**Instructions to follow**
Your task is to gather the lines below that hold the string "telegram".

**Extracted records**
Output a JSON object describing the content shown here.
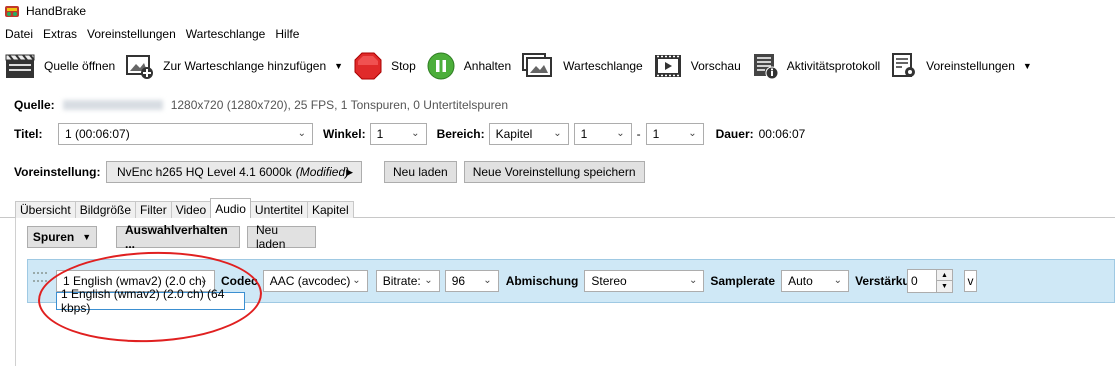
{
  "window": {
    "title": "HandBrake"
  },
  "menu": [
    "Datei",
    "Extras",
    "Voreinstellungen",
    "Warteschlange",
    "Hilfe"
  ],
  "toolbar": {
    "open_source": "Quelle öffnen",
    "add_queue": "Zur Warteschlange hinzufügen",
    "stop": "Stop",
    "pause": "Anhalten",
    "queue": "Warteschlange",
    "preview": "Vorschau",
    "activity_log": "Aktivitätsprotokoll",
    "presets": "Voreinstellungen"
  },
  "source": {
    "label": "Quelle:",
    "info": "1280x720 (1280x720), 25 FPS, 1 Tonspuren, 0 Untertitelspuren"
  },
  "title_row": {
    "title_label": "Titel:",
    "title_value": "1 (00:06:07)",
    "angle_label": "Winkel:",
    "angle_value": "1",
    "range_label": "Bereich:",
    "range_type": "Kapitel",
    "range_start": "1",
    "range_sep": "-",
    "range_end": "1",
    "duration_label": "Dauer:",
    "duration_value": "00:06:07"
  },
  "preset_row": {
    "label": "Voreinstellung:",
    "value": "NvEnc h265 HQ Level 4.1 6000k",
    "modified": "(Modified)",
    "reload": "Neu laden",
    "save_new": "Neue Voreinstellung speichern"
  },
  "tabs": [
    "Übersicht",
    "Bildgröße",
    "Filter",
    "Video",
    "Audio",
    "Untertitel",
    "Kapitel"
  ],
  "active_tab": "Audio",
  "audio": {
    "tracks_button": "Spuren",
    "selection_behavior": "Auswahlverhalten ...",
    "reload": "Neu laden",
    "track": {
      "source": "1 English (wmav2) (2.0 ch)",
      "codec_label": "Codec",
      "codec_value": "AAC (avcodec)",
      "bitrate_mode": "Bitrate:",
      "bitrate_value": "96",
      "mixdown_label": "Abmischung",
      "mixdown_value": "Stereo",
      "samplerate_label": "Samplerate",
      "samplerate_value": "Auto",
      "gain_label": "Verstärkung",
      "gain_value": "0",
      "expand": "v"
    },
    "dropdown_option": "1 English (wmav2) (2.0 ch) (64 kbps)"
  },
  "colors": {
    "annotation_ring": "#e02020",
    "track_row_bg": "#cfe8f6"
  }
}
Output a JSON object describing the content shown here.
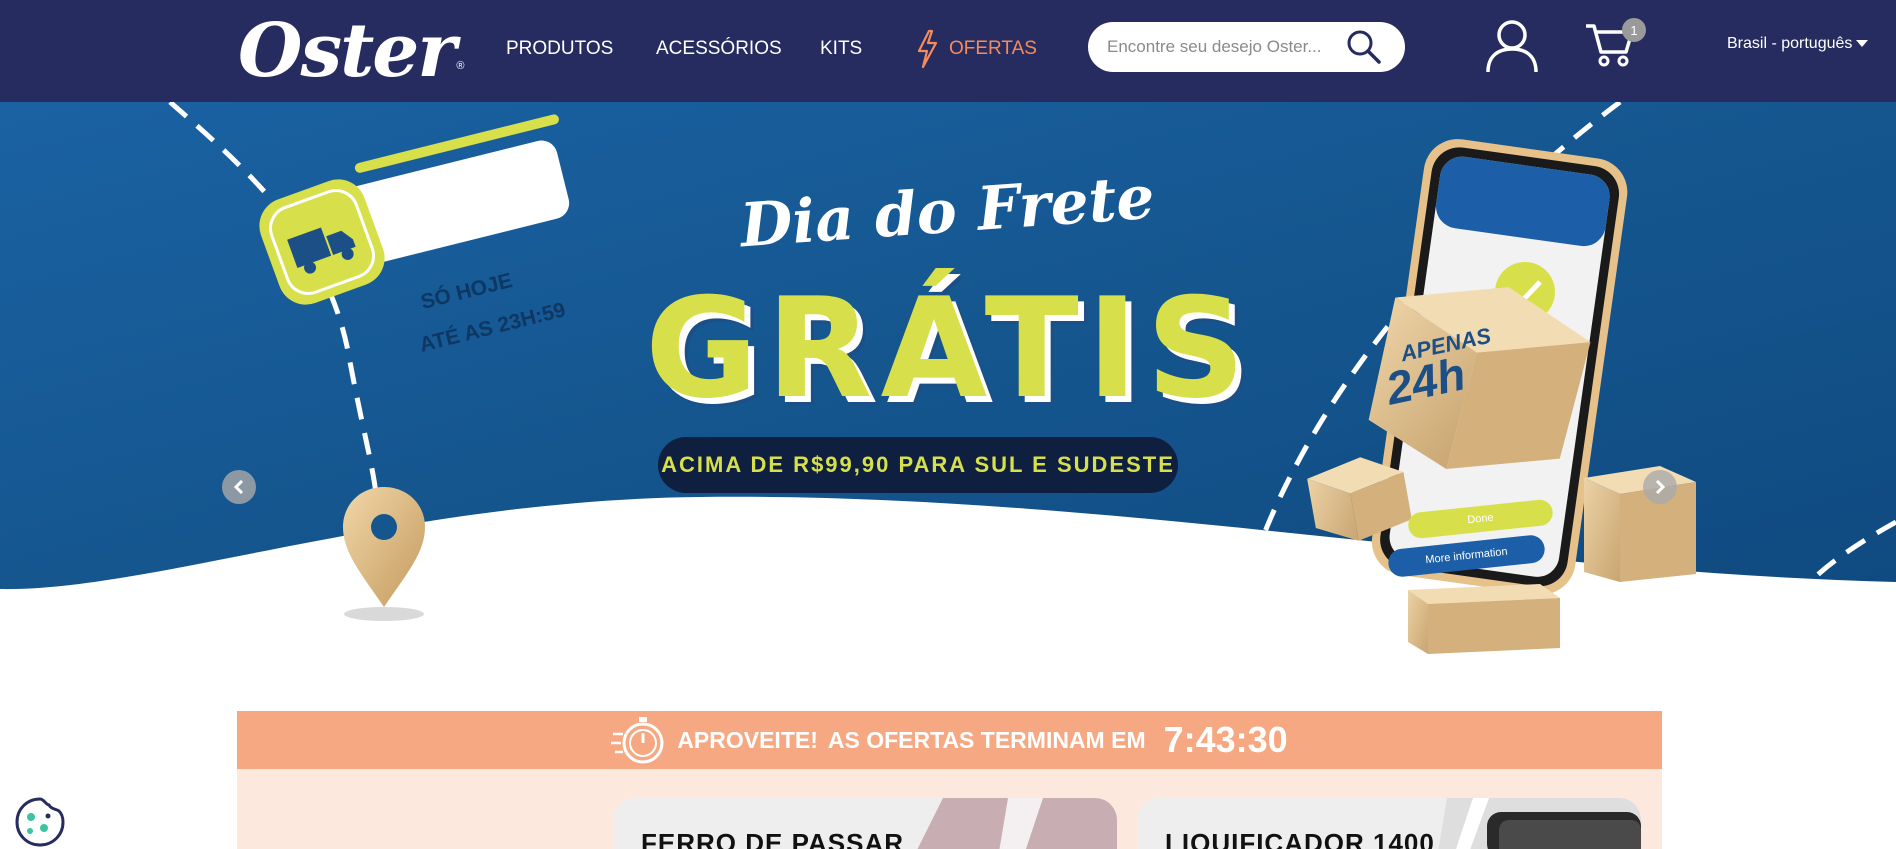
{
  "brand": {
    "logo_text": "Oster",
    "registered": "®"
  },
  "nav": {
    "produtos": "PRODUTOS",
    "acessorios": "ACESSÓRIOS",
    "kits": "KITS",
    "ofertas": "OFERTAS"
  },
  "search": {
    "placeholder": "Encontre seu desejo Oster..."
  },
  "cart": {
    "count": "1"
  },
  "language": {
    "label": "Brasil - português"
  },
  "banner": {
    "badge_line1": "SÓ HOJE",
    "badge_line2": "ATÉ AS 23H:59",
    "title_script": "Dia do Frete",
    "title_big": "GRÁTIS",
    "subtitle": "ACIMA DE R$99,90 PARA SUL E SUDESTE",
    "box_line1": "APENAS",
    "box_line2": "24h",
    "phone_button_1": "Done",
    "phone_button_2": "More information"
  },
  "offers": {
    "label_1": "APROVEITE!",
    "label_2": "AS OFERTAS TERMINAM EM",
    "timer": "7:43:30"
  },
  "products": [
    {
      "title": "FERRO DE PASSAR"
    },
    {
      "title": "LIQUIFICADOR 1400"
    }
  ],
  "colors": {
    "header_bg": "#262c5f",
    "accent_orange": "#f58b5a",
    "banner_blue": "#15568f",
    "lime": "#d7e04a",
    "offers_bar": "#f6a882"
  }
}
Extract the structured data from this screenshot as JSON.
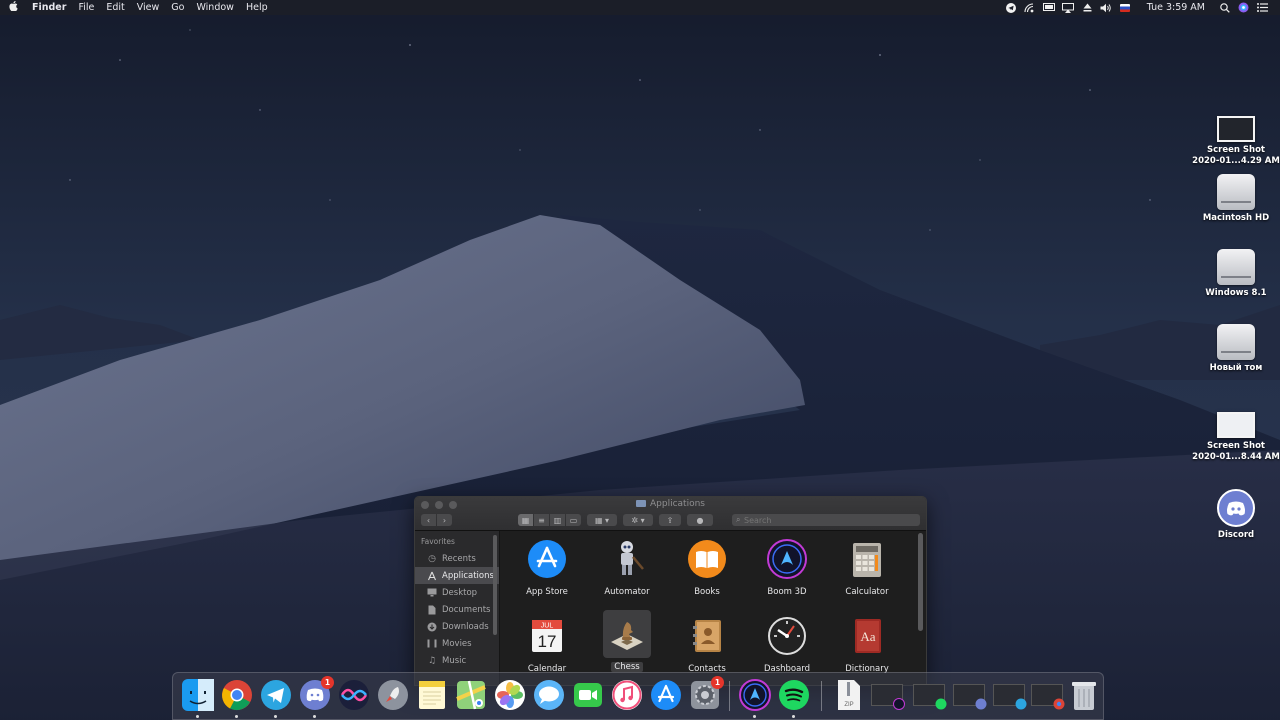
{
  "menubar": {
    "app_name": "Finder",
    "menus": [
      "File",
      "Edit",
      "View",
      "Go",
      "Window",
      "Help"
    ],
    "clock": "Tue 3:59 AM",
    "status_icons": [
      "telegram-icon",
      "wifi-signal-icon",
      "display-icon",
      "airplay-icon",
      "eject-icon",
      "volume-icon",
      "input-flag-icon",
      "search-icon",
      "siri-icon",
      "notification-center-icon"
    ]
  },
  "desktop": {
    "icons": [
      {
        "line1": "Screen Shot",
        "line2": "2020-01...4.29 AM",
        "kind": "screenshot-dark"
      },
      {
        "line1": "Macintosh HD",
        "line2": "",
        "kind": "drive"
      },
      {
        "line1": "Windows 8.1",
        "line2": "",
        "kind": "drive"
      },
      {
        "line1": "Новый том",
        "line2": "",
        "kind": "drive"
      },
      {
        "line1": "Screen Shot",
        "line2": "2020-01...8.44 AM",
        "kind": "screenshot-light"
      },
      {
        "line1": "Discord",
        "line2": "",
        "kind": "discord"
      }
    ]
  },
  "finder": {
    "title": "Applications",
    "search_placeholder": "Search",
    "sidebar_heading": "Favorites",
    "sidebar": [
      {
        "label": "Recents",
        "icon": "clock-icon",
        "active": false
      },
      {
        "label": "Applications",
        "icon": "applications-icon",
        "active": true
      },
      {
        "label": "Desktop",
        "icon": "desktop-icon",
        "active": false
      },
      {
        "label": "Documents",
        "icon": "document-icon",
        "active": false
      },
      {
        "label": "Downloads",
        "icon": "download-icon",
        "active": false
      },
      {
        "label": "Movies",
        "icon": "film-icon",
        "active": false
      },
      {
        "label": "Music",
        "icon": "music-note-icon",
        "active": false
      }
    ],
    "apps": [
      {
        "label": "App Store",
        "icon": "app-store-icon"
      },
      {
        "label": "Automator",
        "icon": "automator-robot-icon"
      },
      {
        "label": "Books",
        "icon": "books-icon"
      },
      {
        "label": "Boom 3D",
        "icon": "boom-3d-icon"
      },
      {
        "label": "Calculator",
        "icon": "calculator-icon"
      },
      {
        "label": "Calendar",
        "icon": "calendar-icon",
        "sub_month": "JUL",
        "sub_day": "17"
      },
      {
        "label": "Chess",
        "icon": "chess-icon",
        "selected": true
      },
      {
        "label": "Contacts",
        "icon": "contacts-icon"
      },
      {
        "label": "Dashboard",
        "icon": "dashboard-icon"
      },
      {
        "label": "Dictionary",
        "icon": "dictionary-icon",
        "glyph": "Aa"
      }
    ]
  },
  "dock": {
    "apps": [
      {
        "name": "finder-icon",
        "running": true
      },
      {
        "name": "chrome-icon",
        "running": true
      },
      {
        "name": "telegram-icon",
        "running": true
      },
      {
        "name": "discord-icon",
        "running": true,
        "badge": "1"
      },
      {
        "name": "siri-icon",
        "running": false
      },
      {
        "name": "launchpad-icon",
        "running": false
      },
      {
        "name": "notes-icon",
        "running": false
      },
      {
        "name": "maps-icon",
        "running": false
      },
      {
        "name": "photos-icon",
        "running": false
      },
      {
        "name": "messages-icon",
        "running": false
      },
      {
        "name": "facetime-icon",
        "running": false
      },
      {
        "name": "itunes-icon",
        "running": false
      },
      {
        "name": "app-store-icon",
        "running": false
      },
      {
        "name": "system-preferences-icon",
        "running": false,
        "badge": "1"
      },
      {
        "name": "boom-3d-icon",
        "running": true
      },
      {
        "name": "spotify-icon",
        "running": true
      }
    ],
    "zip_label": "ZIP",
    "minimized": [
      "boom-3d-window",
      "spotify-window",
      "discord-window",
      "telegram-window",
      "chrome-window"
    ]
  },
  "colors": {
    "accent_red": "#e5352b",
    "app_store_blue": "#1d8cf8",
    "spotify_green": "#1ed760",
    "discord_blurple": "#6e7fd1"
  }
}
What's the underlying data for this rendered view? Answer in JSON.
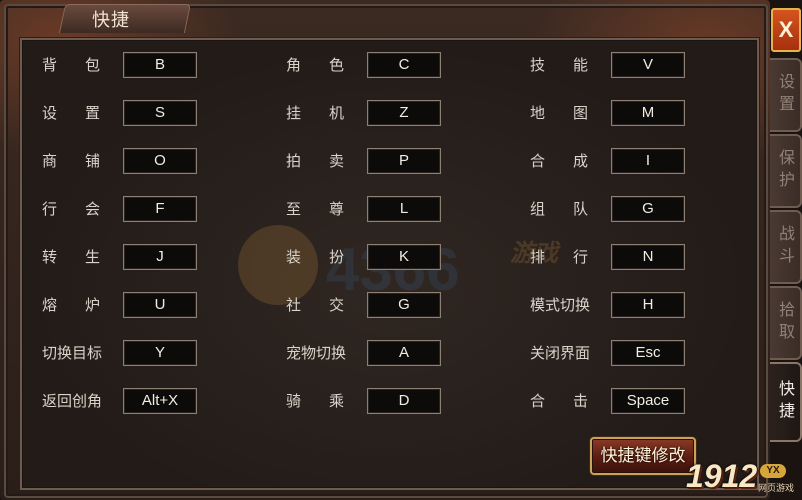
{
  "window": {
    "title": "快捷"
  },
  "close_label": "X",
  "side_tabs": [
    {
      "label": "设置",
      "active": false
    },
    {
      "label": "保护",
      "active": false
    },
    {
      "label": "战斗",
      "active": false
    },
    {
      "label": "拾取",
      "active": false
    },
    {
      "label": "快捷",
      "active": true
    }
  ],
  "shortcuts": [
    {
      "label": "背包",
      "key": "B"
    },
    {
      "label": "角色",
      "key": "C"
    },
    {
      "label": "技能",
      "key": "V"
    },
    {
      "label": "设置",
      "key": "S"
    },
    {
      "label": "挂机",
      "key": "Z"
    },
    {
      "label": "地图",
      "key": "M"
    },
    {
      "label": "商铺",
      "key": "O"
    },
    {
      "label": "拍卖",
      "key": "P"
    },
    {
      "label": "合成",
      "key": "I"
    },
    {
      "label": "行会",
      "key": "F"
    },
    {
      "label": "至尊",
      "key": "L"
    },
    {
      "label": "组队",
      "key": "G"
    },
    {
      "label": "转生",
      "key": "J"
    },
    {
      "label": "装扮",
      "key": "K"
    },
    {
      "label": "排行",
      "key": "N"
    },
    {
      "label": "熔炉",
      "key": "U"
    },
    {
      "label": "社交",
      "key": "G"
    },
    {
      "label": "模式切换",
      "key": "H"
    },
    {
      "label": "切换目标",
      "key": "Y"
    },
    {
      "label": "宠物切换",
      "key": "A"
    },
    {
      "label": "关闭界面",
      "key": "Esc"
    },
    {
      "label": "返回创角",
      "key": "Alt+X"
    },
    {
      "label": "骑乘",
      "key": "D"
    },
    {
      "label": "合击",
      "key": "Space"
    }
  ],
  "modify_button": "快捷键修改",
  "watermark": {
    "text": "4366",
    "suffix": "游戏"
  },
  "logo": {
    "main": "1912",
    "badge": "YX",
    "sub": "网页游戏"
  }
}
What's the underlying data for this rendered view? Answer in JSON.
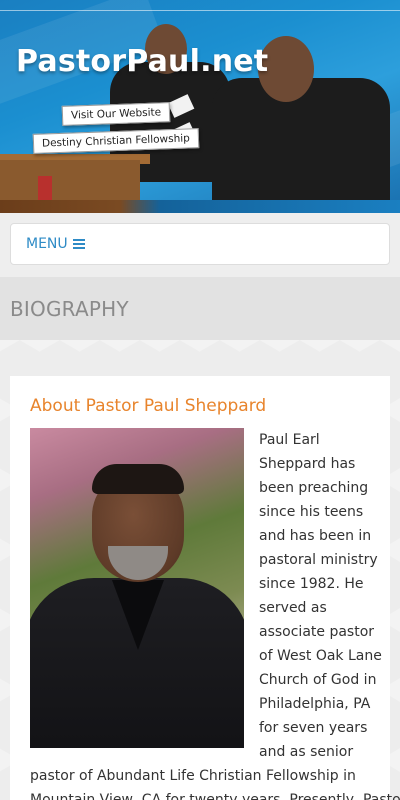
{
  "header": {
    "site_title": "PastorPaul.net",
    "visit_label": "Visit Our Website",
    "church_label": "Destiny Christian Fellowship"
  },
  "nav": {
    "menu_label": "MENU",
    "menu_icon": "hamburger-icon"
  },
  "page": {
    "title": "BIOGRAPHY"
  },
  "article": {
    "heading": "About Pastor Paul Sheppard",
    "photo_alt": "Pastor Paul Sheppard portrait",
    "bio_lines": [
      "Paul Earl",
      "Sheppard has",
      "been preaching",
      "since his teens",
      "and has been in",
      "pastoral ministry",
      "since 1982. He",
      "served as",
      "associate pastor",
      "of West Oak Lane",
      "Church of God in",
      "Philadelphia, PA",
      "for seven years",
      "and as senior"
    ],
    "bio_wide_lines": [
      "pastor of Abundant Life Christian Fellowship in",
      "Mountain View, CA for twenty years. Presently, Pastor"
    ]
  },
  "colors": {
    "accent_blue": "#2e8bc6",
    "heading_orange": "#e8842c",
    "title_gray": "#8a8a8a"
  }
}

**Task output**
      "telegram-icon",
        "name": "telegram-icon",
      "telegram-window",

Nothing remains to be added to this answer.